Broilers are like upside-down grills inside your oven. You can expose your foods to very high heat to effectively cook, like on a grill. Broilers are best used for thin cuts of meat, vegetables or foods that are fairly tender. Here’s everything you need to know for the best results from your broiler.
First, it’s important to understand where the broiler is located inside your oven. Usually it’s the same element inside that is used for baking and roasting. Often the broiler is located at the top, meaning you’ll have to place your oven rack at the highest position possible, typically three to four inches away from the broiler.
The broiler can also be located at the bottom of the oven or in another compartment underneath. You would need to place your food closer to this side, but there may be more limitations on how you broil with it.

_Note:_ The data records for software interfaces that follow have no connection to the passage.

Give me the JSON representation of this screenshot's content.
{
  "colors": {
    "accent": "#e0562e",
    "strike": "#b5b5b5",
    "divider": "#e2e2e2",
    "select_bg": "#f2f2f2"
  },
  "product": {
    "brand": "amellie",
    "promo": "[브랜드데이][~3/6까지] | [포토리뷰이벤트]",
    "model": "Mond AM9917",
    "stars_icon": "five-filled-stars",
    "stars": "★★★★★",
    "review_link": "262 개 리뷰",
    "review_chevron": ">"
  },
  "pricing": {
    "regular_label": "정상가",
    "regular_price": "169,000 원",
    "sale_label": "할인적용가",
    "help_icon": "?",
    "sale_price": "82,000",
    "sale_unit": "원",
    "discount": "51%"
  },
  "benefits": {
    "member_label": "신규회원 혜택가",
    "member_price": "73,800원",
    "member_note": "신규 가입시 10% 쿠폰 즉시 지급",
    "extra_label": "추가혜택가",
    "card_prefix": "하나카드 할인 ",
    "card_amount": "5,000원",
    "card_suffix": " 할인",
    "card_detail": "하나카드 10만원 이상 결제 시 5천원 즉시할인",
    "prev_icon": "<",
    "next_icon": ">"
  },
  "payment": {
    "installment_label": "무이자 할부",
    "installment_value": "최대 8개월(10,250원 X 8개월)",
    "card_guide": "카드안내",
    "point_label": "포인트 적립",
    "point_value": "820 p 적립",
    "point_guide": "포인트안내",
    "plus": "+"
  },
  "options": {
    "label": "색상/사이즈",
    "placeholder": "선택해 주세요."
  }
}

Preheat. You’ll need to test your broiler a few times to see what settings would be ideal. Treat it similar to a grill in that you should turn it on for about five minutes before cooking to give it time to heat up. Take a look to see how the broiler behaves, your broiler may have a rod with flames coming out either side. In this scenario placing food directly underneath the line would cook food evenly.
Time. Broiling is meant to be done fairly quickly, usually in five or ten minutes. Anything longer can take your nice sear to a burn. You’ll only be really cooking the outer surfaces, so pick foods that are quick to cook like vegetables or thin cuts of meat. If your food isn’t cooked enough at the end, you can put it in the oven to finish. On the other hand, you can cook with the oven first and then broil at the end to give a nice crust or sear to the surface.
Pans. Grated broiling pans may allow greater airflow, but aren’t always necessary when using a broiler. You can achieve a similar effect by periodically flipping your food as it cooks. Try using a preheated cast iron skillet or even heavy duty sheet pans as an alternative.
Sources: The Kitchnn